Sun Studio 12: Debugging a Program With dbx

Printing C++

In C++ an object pointer has two types, its static type (what is defined in the source code) and its dynamic type (what an object was before any casts were made to it). dbx can sometimes provide you with the information about the dynamic type of an object.

In general, when an object has a virtual function table (a vtable) in it, dbx can use the information in the vtable to correctly determine an object’s type.

You can use the print command, display command, or watch command with the -r (recursive) option. dbx displays all the data members directly defined by a class and those inherited from a base class.

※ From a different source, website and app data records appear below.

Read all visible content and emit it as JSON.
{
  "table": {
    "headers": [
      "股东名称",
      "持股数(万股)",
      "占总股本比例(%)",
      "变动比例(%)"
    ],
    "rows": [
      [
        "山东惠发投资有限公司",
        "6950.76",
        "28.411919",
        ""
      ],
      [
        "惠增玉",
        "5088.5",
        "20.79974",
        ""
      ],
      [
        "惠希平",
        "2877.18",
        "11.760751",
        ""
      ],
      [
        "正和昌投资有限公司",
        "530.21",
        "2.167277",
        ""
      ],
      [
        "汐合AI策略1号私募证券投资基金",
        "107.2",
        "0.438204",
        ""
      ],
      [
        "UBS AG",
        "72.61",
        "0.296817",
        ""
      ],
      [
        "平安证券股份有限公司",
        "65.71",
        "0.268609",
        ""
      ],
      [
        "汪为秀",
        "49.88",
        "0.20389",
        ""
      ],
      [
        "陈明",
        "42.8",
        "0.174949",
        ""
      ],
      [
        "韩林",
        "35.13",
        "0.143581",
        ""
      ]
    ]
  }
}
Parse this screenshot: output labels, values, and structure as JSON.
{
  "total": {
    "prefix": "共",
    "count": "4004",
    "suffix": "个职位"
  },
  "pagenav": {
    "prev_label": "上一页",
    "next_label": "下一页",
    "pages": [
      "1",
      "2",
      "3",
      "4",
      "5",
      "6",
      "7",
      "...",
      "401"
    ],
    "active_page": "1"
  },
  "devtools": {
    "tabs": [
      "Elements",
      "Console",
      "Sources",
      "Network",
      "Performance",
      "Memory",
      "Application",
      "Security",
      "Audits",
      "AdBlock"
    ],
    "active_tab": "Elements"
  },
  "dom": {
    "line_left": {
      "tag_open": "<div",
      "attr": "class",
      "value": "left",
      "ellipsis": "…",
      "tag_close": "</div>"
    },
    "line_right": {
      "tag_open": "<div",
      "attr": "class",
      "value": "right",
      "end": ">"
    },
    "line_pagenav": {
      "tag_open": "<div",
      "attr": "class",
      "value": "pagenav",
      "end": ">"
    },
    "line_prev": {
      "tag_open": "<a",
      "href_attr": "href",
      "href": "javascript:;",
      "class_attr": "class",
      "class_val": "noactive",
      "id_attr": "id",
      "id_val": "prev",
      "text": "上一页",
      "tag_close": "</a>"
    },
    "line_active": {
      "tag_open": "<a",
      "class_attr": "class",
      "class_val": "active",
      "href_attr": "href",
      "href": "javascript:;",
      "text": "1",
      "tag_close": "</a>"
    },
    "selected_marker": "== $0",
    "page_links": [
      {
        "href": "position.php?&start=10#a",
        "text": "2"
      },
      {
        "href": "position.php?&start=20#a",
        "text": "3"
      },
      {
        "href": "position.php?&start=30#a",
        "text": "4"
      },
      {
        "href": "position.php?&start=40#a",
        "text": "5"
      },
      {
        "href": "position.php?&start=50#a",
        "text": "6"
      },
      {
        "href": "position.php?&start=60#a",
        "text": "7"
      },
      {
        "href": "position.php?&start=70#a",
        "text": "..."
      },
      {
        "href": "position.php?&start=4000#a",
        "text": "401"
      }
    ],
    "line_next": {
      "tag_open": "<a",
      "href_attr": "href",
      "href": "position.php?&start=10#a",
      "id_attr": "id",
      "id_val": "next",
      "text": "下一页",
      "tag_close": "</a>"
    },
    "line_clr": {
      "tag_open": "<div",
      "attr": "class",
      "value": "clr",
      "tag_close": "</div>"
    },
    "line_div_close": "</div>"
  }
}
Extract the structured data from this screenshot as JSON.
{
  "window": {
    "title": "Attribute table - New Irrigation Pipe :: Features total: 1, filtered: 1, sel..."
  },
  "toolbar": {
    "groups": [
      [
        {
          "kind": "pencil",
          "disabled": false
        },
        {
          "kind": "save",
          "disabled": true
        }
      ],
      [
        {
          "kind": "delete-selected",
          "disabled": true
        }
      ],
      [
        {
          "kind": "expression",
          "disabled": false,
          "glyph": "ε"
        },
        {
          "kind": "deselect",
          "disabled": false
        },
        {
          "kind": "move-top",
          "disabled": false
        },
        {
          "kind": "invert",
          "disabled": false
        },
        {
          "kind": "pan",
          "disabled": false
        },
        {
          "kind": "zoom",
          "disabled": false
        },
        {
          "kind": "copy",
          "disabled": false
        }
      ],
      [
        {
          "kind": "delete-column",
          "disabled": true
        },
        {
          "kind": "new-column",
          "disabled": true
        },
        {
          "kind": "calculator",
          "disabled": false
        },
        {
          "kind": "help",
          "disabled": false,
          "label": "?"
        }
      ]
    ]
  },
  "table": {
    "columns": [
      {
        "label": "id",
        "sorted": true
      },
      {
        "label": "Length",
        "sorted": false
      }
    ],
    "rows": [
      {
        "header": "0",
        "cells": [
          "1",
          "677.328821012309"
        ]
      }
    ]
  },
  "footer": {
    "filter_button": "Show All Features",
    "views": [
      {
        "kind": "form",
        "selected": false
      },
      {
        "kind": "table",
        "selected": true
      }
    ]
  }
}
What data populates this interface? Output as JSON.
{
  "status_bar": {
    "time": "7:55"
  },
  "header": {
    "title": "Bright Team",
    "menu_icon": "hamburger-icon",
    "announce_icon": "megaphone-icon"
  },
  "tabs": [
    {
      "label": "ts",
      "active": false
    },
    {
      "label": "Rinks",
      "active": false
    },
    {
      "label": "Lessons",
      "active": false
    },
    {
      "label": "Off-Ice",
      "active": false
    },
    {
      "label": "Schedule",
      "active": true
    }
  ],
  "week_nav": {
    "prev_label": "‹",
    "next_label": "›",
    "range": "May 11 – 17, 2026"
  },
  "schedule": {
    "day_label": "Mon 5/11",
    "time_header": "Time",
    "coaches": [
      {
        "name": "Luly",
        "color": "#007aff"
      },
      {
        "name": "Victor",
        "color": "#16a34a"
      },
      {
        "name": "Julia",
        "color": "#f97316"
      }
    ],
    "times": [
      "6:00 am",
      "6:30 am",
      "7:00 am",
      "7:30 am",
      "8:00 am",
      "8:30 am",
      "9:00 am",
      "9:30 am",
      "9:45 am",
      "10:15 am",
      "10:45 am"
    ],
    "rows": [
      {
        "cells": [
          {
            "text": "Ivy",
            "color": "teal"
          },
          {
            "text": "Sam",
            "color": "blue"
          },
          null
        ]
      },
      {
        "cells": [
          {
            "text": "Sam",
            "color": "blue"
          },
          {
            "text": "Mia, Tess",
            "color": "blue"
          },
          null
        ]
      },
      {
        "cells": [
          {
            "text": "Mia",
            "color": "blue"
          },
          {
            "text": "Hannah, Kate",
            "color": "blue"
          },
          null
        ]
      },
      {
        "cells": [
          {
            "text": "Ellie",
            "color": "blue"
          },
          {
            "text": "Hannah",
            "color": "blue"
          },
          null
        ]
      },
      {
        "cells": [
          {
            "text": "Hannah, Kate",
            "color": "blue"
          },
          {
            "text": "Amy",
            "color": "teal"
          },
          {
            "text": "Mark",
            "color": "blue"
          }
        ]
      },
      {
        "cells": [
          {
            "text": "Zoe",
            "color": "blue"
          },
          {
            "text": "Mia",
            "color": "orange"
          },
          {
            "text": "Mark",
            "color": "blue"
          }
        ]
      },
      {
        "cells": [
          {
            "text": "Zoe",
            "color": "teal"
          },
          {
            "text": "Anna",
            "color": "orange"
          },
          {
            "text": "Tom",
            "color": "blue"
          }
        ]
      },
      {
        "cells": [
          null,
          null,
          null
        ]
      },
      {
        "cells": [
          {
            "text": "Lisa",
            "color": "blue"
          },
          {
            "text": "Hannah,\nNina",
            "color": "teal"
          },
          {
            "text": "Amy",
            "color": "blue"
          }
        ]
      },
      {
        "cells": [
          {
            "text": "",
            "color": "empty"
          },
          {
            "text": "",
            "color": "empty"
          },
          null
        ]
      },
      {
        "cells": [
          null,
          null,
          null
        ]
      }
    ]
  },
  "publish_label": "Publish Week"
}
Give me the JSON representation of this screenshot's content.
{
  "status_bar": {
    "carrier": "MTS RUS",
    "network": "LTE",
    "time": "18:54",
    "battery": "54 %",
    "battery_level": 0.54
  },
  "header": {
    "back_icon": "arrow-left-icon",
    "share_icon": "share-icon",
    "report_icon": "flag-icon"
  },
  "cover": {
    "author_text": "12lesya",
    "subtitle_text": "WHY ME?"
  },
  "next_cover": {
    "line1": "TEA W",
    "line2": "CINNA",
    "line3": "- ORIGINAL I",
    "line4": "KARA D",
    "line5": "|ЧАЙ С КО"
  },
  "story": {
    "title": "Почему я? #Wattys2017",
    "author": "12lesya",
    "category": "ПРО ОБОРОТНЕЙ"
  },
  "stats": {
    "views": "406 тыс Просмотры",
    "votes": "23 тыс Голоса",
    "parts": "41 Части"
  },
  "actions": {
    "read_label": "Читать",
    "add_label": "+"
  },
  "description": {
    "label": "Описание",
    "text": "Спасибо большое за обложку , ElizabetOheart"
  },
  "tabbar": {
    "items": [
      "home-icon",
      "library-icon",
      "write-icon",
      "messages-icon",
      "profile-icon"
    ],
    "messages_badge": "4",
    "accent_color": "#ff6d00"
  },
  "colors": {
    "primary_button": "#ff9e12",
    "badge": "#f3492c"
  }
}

These commands also take a -d or +d option that toggles the default behavior of the dbx environment variable output_derived_type.

Using the -d flag or setting the dbx environment variable output_dynamic_type to on when there is no process running generates a “program is not active” error message because it is not possible to access dynamic information when there is no process. An “illegal cast on class pointers” error message is generated if you try to find a dynamic type through a virtual inheritance. (Casting from a virtual base class to a derived class is not legal in C++.)

Evaluating Unnamed Arguments in C++ Programs

C++ lets you define functions with unnamed arguments. For example:

void tester(int)
main(int, char **)

Though you cannot use unnamed arguments elsewhere in a program, the compiler encodes unnamed arguments in a form that lets you evaluate them. The form is as follows, where the compiler assigns an integer to %n:


To obtain the name assigned by the compiler, type the whatis command with the function name as its target.

(dbx) whatis tester
void tester(int _ARG1);
(dbx) whatis main
int main(int _ARG1, char **_ARG2);

For more information, see whatis Command.

To evaluate (or display) an unnamed function argument, type:

(dbx) print _ARG1
_ARG1 = 4